The summer of 69 was dominated in festival history by Woodstock. It casts a long shadow and virtually defines that period of time in rock history. However, while Woodstock became a global event of cultural importance, lots of other festivals happened in USA that summer which, while never registering on the cultural richter scale, were nonetheless superb musical events. Laurel Pop Festival was one such event.
Held in Maryland in July 1969, it was attended by 15,000 fans and offered two days of music from some of the biggest bands around at that time. The event ended in controversy as rain-soaked fans built bonfires with wooden folding chairs and refused to leave as the concert dragged on into the early morning. But, considering other festivals had attracted shootings and assaults, this was all relatively tame stuff.
The festival was the brainchild of two Baltimore concert promoters, Elzie Street and James Scott, who teamed up with nationally known music promoter George Wein for The Laurel Pop Festival. Wein was the creator of the legendary Newport Jazz and Pop festivals. Their commitment to Maryland's music scene extended to two other festivals they promoted in 1969, The Morgan State Jazz Festival and The Laurel Jazz Festival.
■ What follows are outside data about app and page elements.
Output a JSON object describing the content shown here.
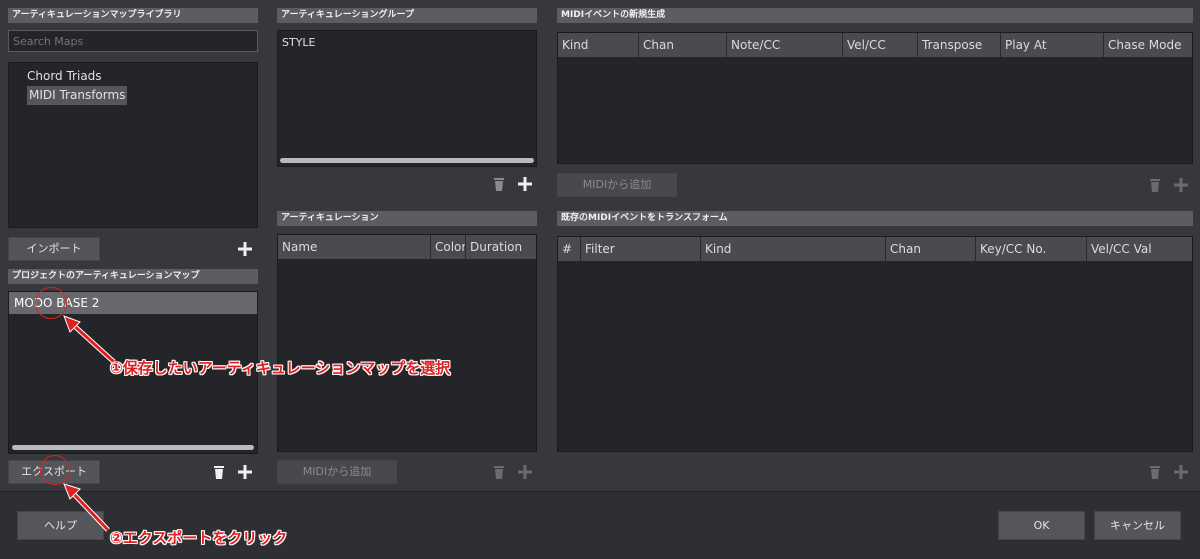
{
  "library": {
    "header": "アーティキュレーションマップライブラリ",
    "search_placeholder": "Search Maps",
    "items": [
      {
        "label": "Chord Triads"
      },
      {
        "label": "MIDI Transforms"
      }
    ],
    "import_label": "インポート"
  },
  "project_maps": {
    "header": "プロジェクトのアーティキュレーションマップ",
    "items": [
      {
        "label": "MODO BASE 2"
      }
    ],
    "export_label": "エクスポート"
  },
  "groups": {
    "header": "アーティキュレーショングループ",
    "items": [
      {
        "label": "STYLE"
      }
    ]
  },
  "articulations": {
    "header": "アーティキュレーション",
    "columns": [
      "Name",
      "Color",
      "Duration"
    ],
    "add_from_midi_label": "MIDIから追加"
  },
  "midi_new": {
    "header": "MIDIイベントの新規生成",
    "columns": [
      "Kind",
      "Chan",
      "Note/CC",
      "Vel/CC",
      "Transpose",
      "Play At",
      "Chase Mode"
    ],
    "add_from_midi_label": "MIDIから追加"
  },
  "midi_transform": {
    "header": "既存のMIDIイベントをトランスフォーム",
    "columns": [
      "#",
      "Filter",
      "Kind",
      "Chan",
      "Key/CC No.",
      "Vel/CC Val"
    ]
  },
  "footer": {
    "help_label": "ヘルプ",
    "ok_label": "OK",
    "cancel_label": "キャンセル"
  },
  "annotations": {
    "step1": "①保存したいアーティキュレーションマップを選択",
    "step2": "②エクスポートをクリック",
    "color": "#e02020"
  },
  "icons": {
    "trash": "trash-icon",
    "plus": "plus-icon"
  }
}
It was held at the Laurel Race Course. Local media, especially The Baltimore Sun, ran numerous articles reporting on the progress of the festival. Exciting pop music is coming to Laurel Race Course, started one article in The Sun, which also discussed the acts scheduled to appear. It is estimated that their combined output of single and LP recordings exceeds 25 million. A week later, The Sun called the upcoming festival a really mixed bag, which all just goes to prove that there was no lexicon of rock music at the time. Festivals were often reported by straight people as though observing exhibits in a zoo.
The day before the concert, The Laurel News Leader reported that advance ticket sales have assured the success of the first Laurel Pop Festival that features artists whose names read like a 'Who's Who' in the world of pop music. Obviously, it wasn't pop music at all but anything which appealled to young people was still called pop. Rock had yet to be a defintion widely used.
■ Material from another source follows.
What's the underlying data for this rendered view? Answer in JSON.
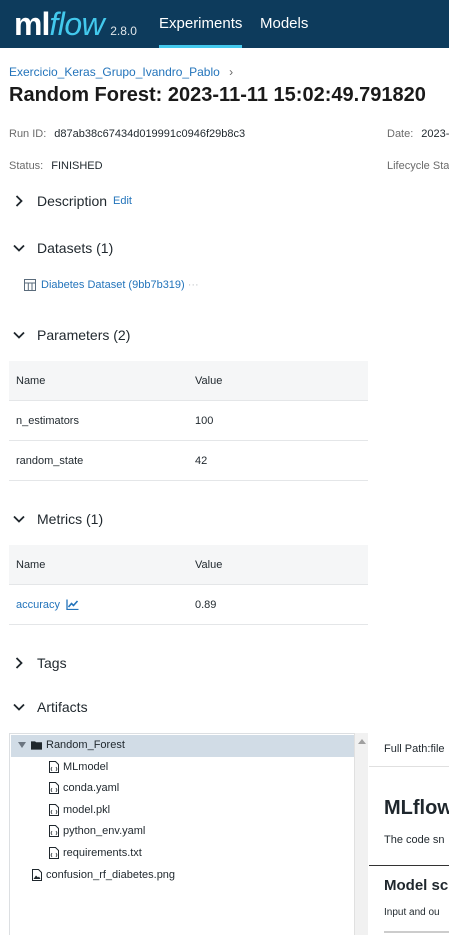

Tickets were on sale at First National Bank (I bet they loved all the hippies coming in, eh?), Hutzlers, Montgomery Ward, Bum Steer, the Record Rack, Slack Shack, Empire Music stores and other outlets. The festival ran for two days, Friday and Saturday nights, July 11 and 12. Box seats were $10, and reserved seats ranged from $6.75 to $4.75.
The first night was kicked off by blues guitarist Buddy Guy, followed by the gospel group the Edwin Hawkins Singers, who were enjoying huge success with their single Oh, Happy Day. The next act was Al Kooper, the ex-lead singer of Blood, Sweat and Tears. Then it was time for Jethro Tull and Johnny Winter. The latter was widely reported as having delivered a blistering set.
Finishing the first night's set was the headliner, Led Zeppelin, who were in the midst of their first world-wide tour, and had been the opening act for The Who a month earlier at Merriweather Post Pavilion.
The second night's lineup was just as impressive, but the night got off to a bad start. Rain delayed the performances for two hours, which meant the fans waited in a cold downpour. The Guess Who opened up, followed by Savoy Brown, The Mothers Of Invention, Sly and the Family Stone, Ten Years After and headlined by Jeff Beck. That was a killer day's music, if you ask me. It was 10 pm when the Jeff Beck Group, with Rod Stewart and Ronnie Wood, took the stage. They were on their fifth U.S. tour and scheduled to play at Woodstock, but the band broke up shortly after their performance at Laurel and cancelled. Talk aboyut bad timing!
With only 15,000 present, no riots, no tearing down of fences and demanding the music be free, let alone anything worse, this was a festival which passed off without huge incident. This one was all about the music and every report you can find about the music says it was very, very good indeed.
*Written with the help of the Baltimore Sun.